Return every line from the listing where the word "name" occurs.
= = = = = = =
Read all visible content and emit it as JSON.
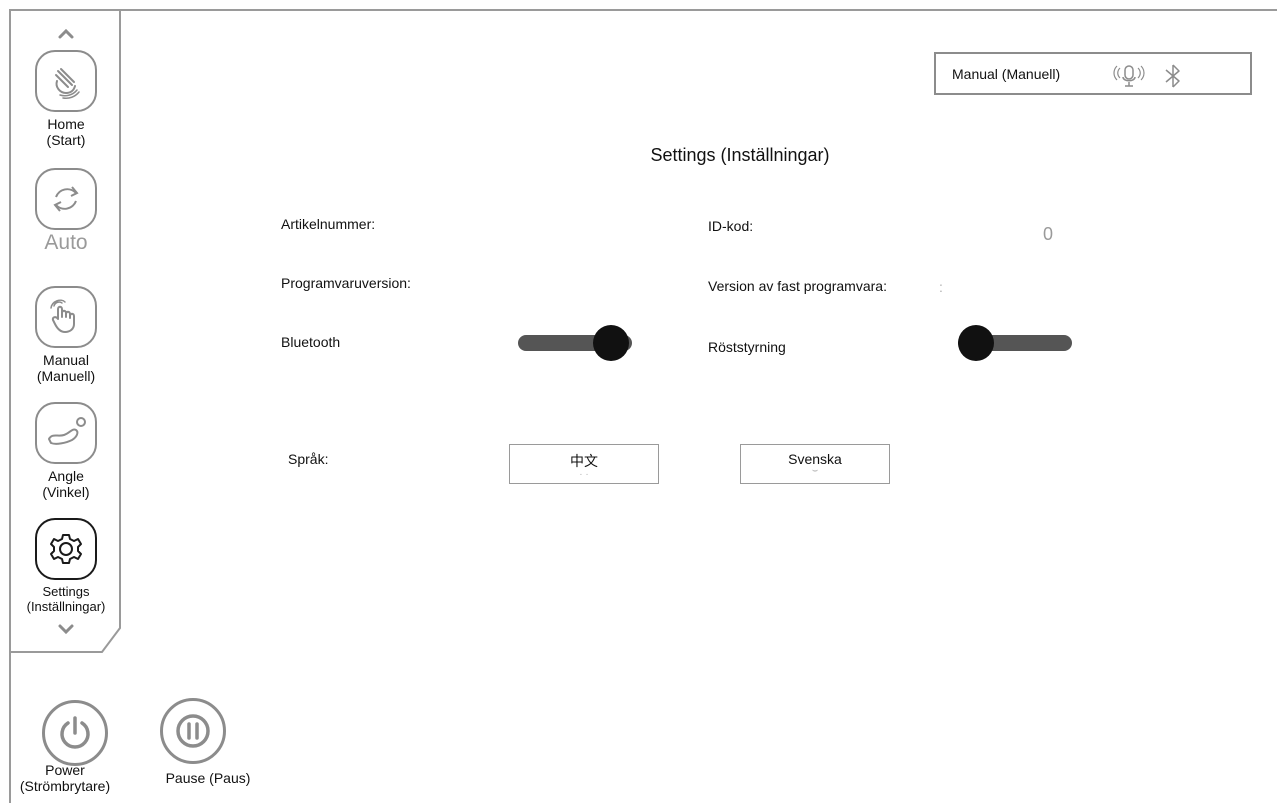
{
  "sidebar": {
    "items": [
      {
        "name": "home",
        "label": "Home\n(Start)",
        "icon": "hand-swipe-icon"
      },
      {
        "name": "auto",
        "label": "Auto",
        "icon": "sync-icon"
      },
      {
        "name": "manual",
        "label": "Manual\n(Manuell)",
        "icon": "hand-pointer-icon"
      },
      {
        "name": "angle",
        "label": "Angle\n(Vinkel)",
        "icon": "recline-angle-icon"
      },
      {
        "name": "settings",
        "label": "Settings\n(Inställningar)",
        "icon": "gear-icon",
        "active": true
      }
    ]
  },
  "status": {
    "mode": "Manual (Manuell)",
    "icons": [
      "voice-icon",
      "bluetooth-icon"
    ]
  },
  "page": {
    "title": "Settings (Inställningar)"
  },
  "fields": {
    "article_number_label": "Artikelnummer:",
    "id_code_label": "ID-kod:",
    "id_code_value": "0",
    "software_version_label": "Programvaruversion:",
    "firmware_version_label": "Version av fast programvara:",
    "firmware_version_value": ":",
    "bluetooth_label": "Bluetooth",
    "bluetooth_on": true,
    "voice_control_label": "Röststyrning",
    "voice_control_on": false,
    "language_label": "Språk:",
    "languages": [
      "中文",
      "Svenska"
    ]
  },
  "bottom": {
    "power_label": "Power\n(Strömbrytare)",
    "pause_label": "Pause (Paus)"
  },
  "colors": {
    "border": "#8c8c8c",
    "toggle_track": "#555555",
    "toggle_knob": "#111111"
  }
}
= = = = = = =
**FINISHED EXERCISE**:
        "name": "home",
        "name": "auto",
        "name": "manual",
        "name": "angle",
        "name": "settings",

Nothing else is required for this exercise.